The Perils of Contronymity
Monday, July 2, 2007
The air that gets mixed into ice cream is called overrun
. The plural of curriculum
, not curriculae
, my fondness for that sort of pluralization notwithstanding. The origin of copacetic
has been lost to history.
Which is to say: everyone I have ever met uses factoid
to mean "a brief, somewhat interesting fact." I was quite surprised to read that this is the newer, less-preferred usage
. American Heritage notes that:
Similarly, factoid originally referred to a piece of information that has the appearance of being reliable or accurate, as from being repeated so often that people assume it is true. The word still has this meaning in standard usage. Seventy-three percent of the Usage Panel accepts it in the sentence It would be easy to condemn the book as a concession to the television age, as a McLuhanish melange of pictures and factoids which give the illusion of learning without the substance.
However, I'm so used to the newer meaning that I initially read even this example that way.
I can see why Read Roger
is so upset by the contradictory definitions here: at least with unpacked
, another contronym
, you can nearly always figure out the meaning from the context.
That said, I'm fairly certain that my definition will prevail; it's the intervening confusion that's the problem.
p.s. A comment at Read Roger reminded me that I probably picked up my preferred meaning of factoid
from the Simpsons
episode "Homer Defined
," wherein Homer's name becomes a contronym of sorts.
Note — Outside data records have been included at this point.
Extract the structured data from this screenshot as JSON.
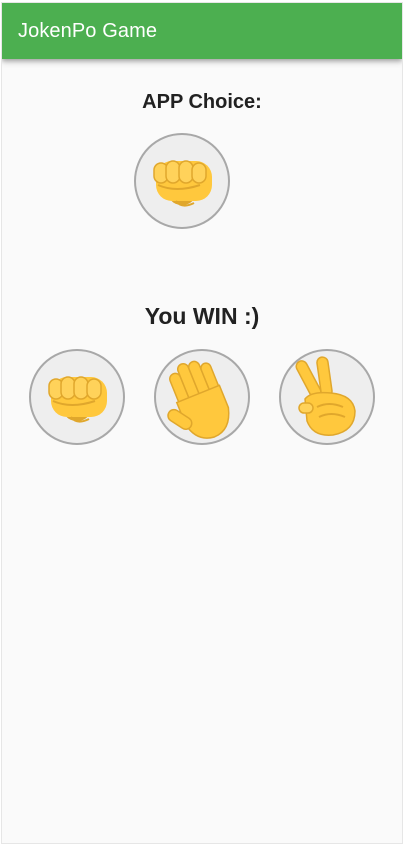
{
  "appbar": {
    "title": "JokenPo Game",
    "color": "#4caf50"
  },
  "app_choice": {
    "label": "APP Choice:",
    "icon": "fist-icon"
  },
  "result": {
    "text": "You WIN :)"
  },
  "options": [
    {
      "name": "rock",
      "icon": "fist-icon"
    },
    {
      "name": "paper",
      "icon": "open-hand-icon"
    },
    {
      "name": "scissors",
      "icon": "victory-hand-icon"
    }
  ],
  "colors": {
    "skin": "#ffc83d",
    "skin_shadow": "#e0a72c",
    "background": "#fafafa",
    "circle_fill": "#eeeeee",
    "circle_border": "#a8a8a8"
  }
}
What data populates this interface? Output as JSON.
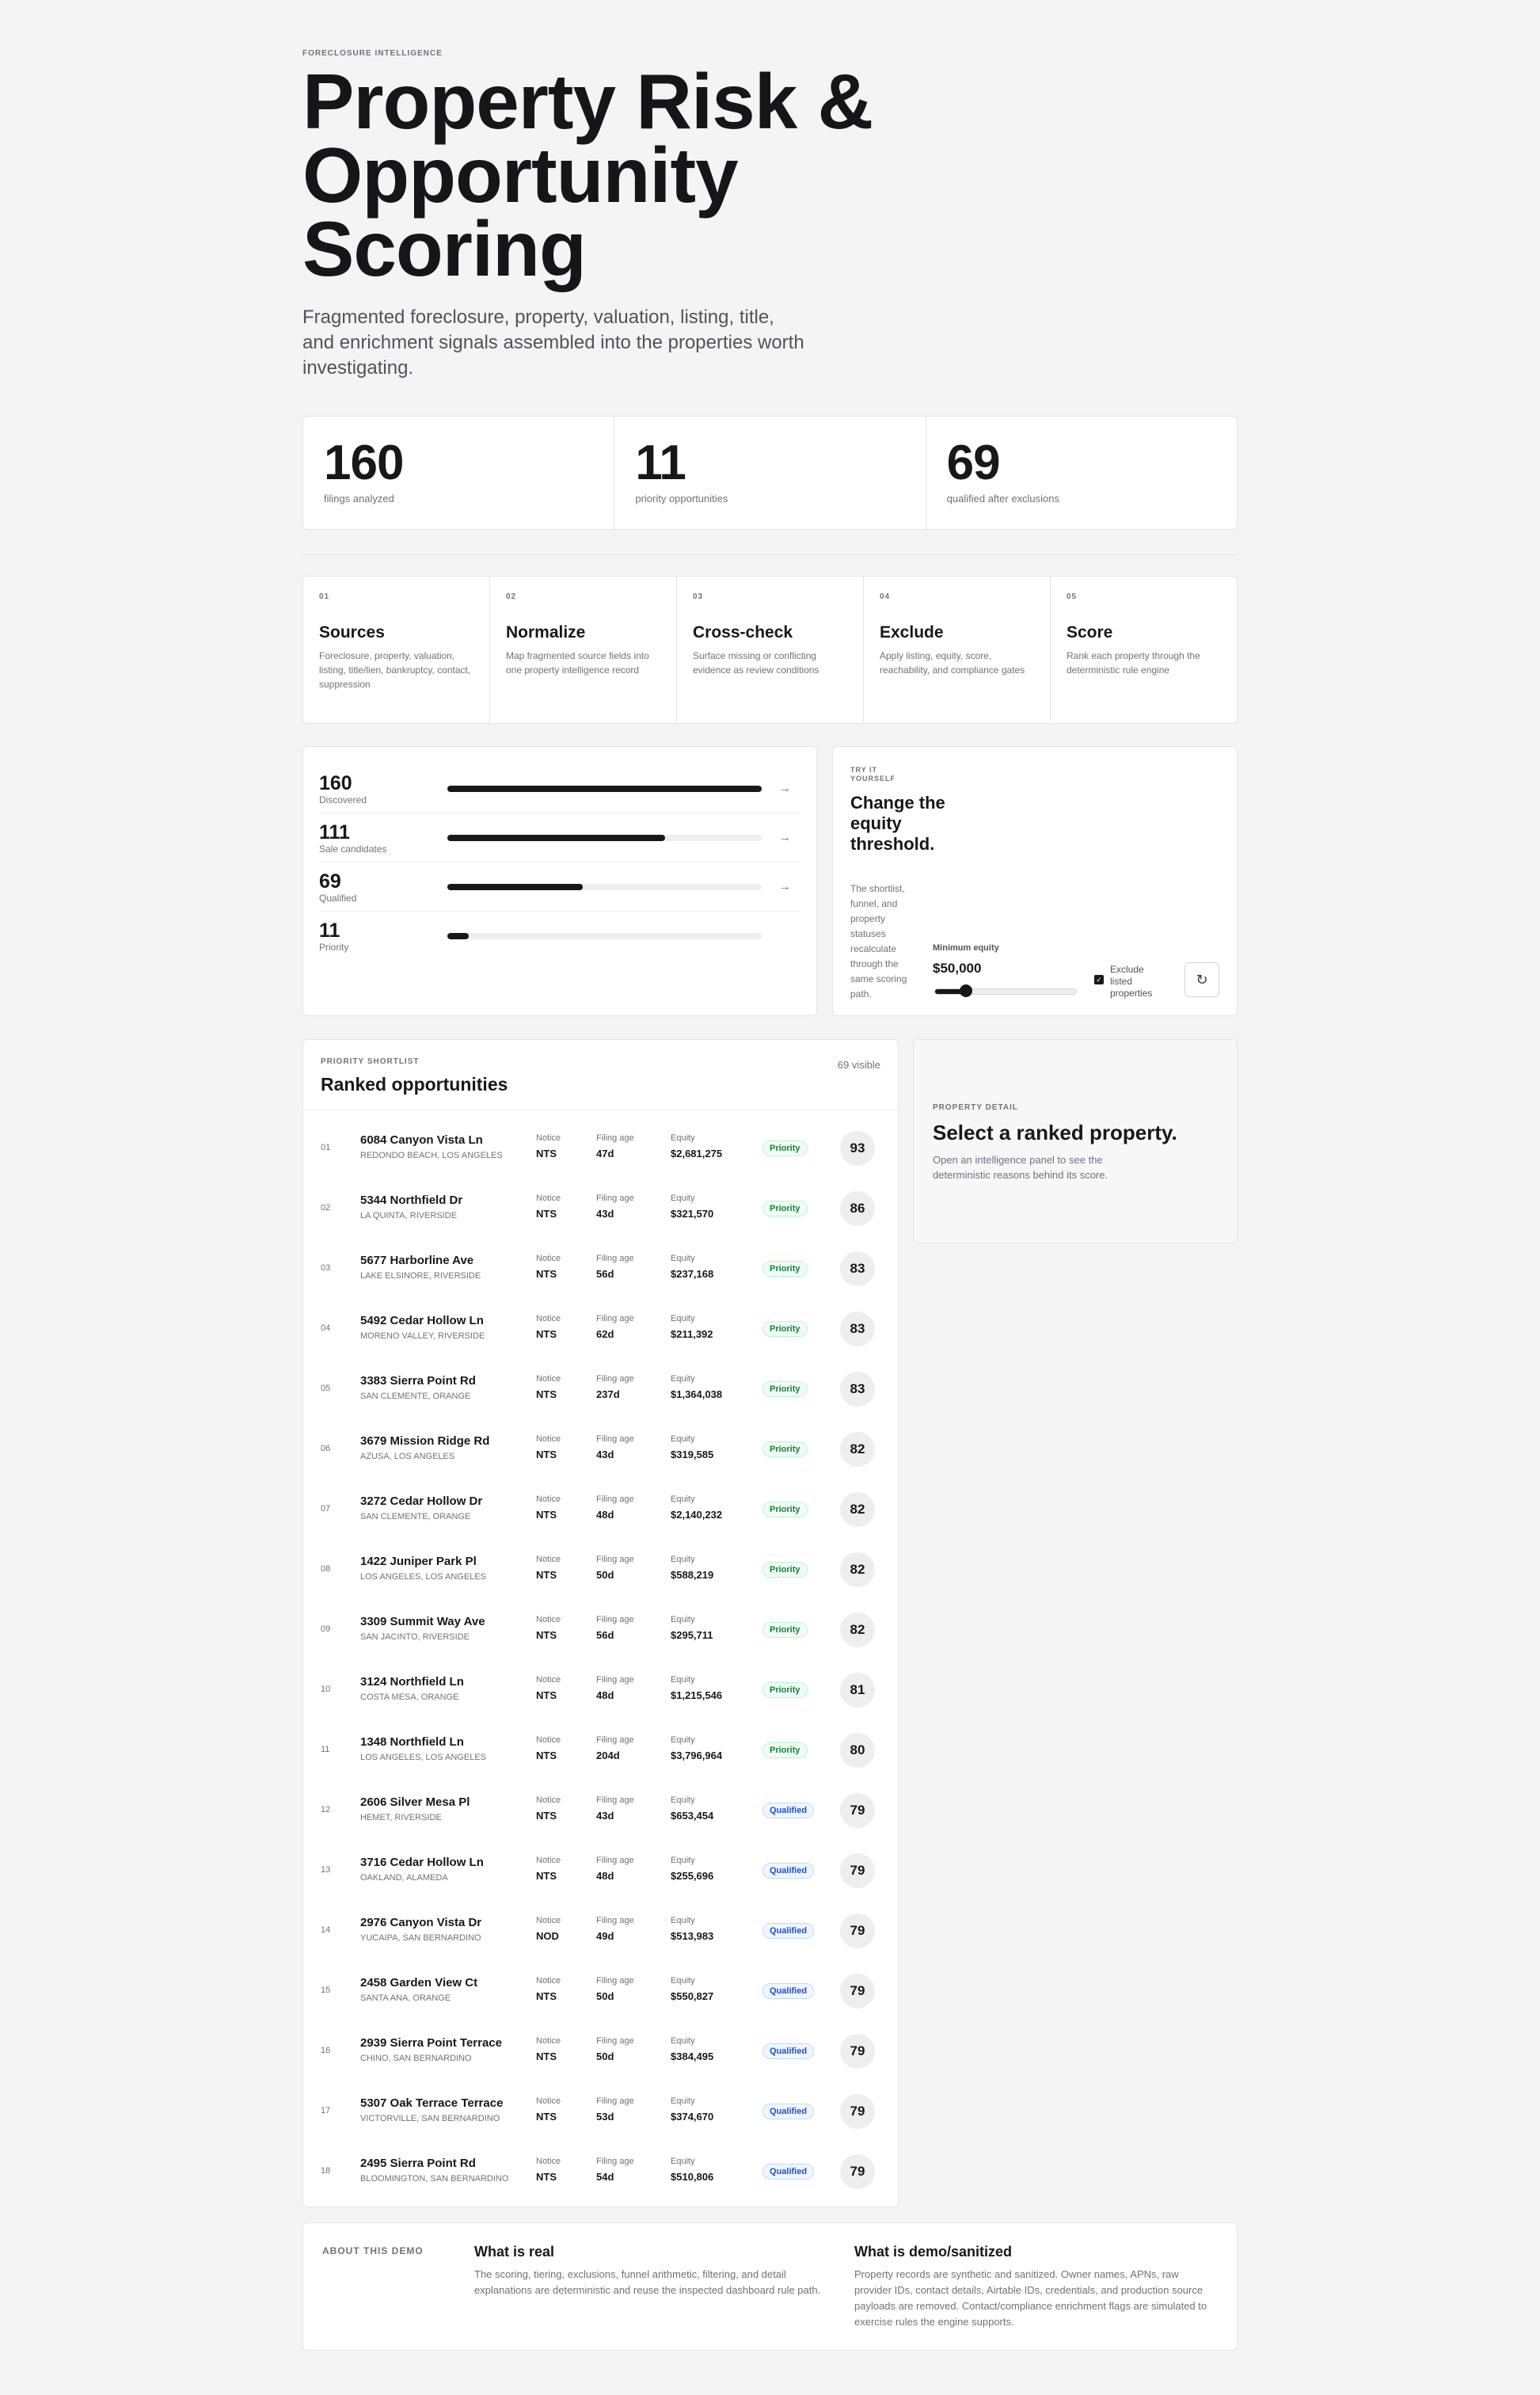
{
  "hero": {
    "kicker": "FORECLOSURE INTELLIGENCE",
    "title": "Property Risk & Opportunity Scoring",
    "subtitle": "Fragmented foreclosure, property, valuation, listing, title, and enrichment signals assembled into the properties worth investigating."
  },
  "stats": [
    {
      "value": "160",
      "label": "filings analyzed"
    },
    {
      "value": "11",
      "label": "priority opportunities"
    },
    {
      "value": "69",
      "label": "qualified after exclusions"
    }
  ],
  "steps": [
    {
      "num": "01",
      "title": "Sources",
      "desc": "Foreclosure, property, valuation, listing, title/lien, bankruptcy, contact, suppression"
    },
    {
      "num": "02",
      "title": "Normalize",
      "desc": "Map fragmented source fields into one property intelligence record"
    },
    {
      "num": "03",
      "title": "Cross-check",
      "desc": "Surface missing or conflicting evidence as review conditions"
    },
    {
      "num": "04",
      "title": "Exclude",
      "desc": "Apply listing, equity, score, reachability, and compliance gates"
    },
    {
      "num": "05",
      "title": "Score",
      "desc": "Rank each property through the deterministic rule engine"
    }
  ],
  "funnel": [
    {
      "value": "160",
      "label": "Discovered",
      "fraction": 1.0,
      "arrow": "→"
    },
    {
      "value": "111",
      "label": "Sale candidates",
      "fraction": 0.694,
      "arrow": "→"
    },
    {
      "value": "69",
      "label": "Qualified",
      "fraction": 0.431,
      "arrow": "→"
    },
    {
      "value": "11",
      "label": "Priority",
      "fraction": 0.069,
      "arrow": ""
    }
  ],
  "try": {
    "kicker": "TRY IT YOURSELF",
    "title": "Change the equity threshold.",
    "desc": "The shortlist, funnel, and property statuses recalculate through the same scoring path.",
    "equity_label": "Minimum equity",
    "equity_value": "$50,000",
    "slider_fraction": 0.22,
    "exclude_label": "Exclude listed properties",
    "exclude_checked": true,
    "reset_icon": "↻"
  },
  "shortlist": {
    "kicker": "PRIORITY SHORTLIST",
    "title": "Ranked opportunities",
    "visible": "69 visible",
    "col_notice": "Notice",
    "col_age": "Filing age",
    "col_equity": "Equity",
    "rows": [
      {
        "rank": "01",
        "address": "6084 Canyon Vista Ln",
        "city": "REDONDO BEACH, LOS ANGELES",
        "notice": "NTS",
        "age": "47d",
        "equity": "$2,681,275",
        "status": "Priority",
        "score": "93"
      },
      {
        "rank": "02",
        "address": "5344 Northfield Dr",
        "city": "LA QUINTA, RIVERSIDE",
        "notice": "NTS",
        "age": "43d",
        "equity": "$321,570",
        "status": "Priority",
        "score": "86"
      },
      {
        "rank": "03",
        "address": "5677 Harborline Ave",
        "city": "LAKE ELSINORE, RIVERSIDE",
        "notice": "NTS",
        "age": "56d",
        "equity": "$237,168",
        "status": "Priority",
        "score": "83"
      },
      {
        "rank": "04",
        "address": "5492 Cedar Hollow Ln",
        "city": "MORENO VALLEY, RIVERSIDE",
        "notice": "NTS",
        "age": "62d",
        "equity": "$211,392",
        "status": "Priority",
        "score": "83"
      },
      {
        "rank": "05",
        "address": "3383 Sierra Point Rd",
        "city": "SAN CLEMENTE, ORANGE",
        "notice": "NTS",
        "age": "237d",
        "equity": "$1,364,038",
        "status": "Priority",
        "score": "83"
      },
      {
        "rank": "06",
        "address": "3679 Mission Ridge Rd",
        "city": "AZUSA, LOS ANGELES",
        "notice": "NTS",
        "age": "43d",
        "equity": "$319,585",
        "status": "Priority",
        "score": "82"
      },
      {
        "rank": "07",
        "address": "3272 Cedar Hollow Dr",
        "city": "SAN CLEMENTE, ORANGE",
        "notice": "NTS",
        "age": "48d",
        "equity": "$2,140,232",
        "status": "Priority",
        "score": "82"
      },
      {
        "rank": "08",
        "address": "1422 Juniper Park Pl",
        "city": "LOS ANGELES, LOS ANGELES",
        "notice": "NTS",
        "age": "50d",
        "equity": "$588,219",
        "status": "Priority",
        "score": "82"
      },
      {
        "rank": "09",
        "address": "3309 Summit Way Ave",
        "city": "SAN JACINTO, RIVERSIDE",
        "notice": "NTS",
        "age": "56d",
        "equity": "$295,711",
        "status": "Priority",
        "score": "82"
      },
      {
        "rank": "10",
        "address": "3124 Northfield Ln",
        "city": "COSTA MESA, ORANGE",
        "notice": "NTS",
        "age": "48d",
        "equity": "$1,215,546",
        "status": "Priority",
        "score": "81"
      },
      {
        "rank": "11",
        "address": "1348 Northfield Ln",
        "city": "LOS ANGELES, LOS ANGELES",
        "notice": "NTS",
        "age": "204d",
        "equity": "$3,796,964",
        "status": "Priority",
        "score": "80"
      },
      {
        "rank": "12",
        "address": "2606 Silver Mesa Pl",
        "city": "HEMET, RIVERSIDE",
        "notice": "NTS",
        "age": "43d",
        "equity": "$653,454",
        "status": "Qualified",
        "score": "79"
      },
      {
        "rank": "13",
        "address": "3716 Cedar Hollow Ln",
        "city": "OAKLAND, ALAMEDA",
        "notice": "NTS",
        "age": "48d",
        "equity": "$255,696",
        "status": "Qualified",
        "score": "79"
      },
      {
        "rank": "14",
        "address": "2976 Canyon Vista Dr",
        "city": "YUCAIPA, SAN BERNARDINO",
        "notice": "NOD",
        "age": "49d",
        "equity": "$513,983",
        "status": "Qualified",
        "score": "79"
      },
      {
        "rank": "15",
        "address": "2458 Garden View Ct",
        "city": "SANTA ANA, ORANGE",
        "notice": "NTS",
        "age": "50d",
        "equity": "$550,827",
        "status": "Qualified",
        "score": "79"
      },
      {
        "rank": "16",
        "address": "2939 Sierra Point Terrace",
        "city": "CHINO, SAN BERNARDINO",
        "notice": "NTS",
        "age": "50d",
        "equity": "$384,495",
        "status": "Qualified",
        "score": "79"
      },
      {
        "rank": "17",
        "address": "5307 Oak Terrace Terrace",
        "city": "VICTORVILLE, SAN BERNARDINO",
        "notice": "NTS",
        "age": "53d",
        "equity": "$374,670",
        "status": "Qualified",
        "score": "79"
      },
      {
        "rank": "18",
        "address": "2495 Sierra Point Rd",
        "city": "BLOOMINGTON, SAN BERNARDINO",
        "notice": "NTS",
        "age": "54d",
        "equity": "$510,806",
        "status": "Qualified",
        "score": "79"
      }
    ]
  },
  "detail": {
    "kicker": "PROPERTY DETAIL",
    "title": "Select a ranked property.",
    "desc": "Open an intelligence panel to see the deterministic reasons behind its score."
  },
  "about": {
    "kicker": "ABOUT THIS DEMO",
    "real_title": "What is real",
    "real_desc": "The scoring, tiering, exclusions, funnel arithmetic, filtering, and detail explanations are deterministic and reuse the inspected dashboard rule path.",
    "demo_title": "What is demo/sanitized",
    "demo_desc": "Property records are synthetic and sanitized. Owner names, APNs, raw provider IDs, contact details, Airtable IDs, credentials, and production source payloads are removed. Contact/compliance enrichment flags are simulated to exercise rules the engine supports."
  }
}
In the first scene, Lisa refers to a USA Today
-style newspaper as "a flimsy hodgepodge of pie graphs, factoids, and Larry King."
Labels: semantics, vocab
Think reactive, not reactionary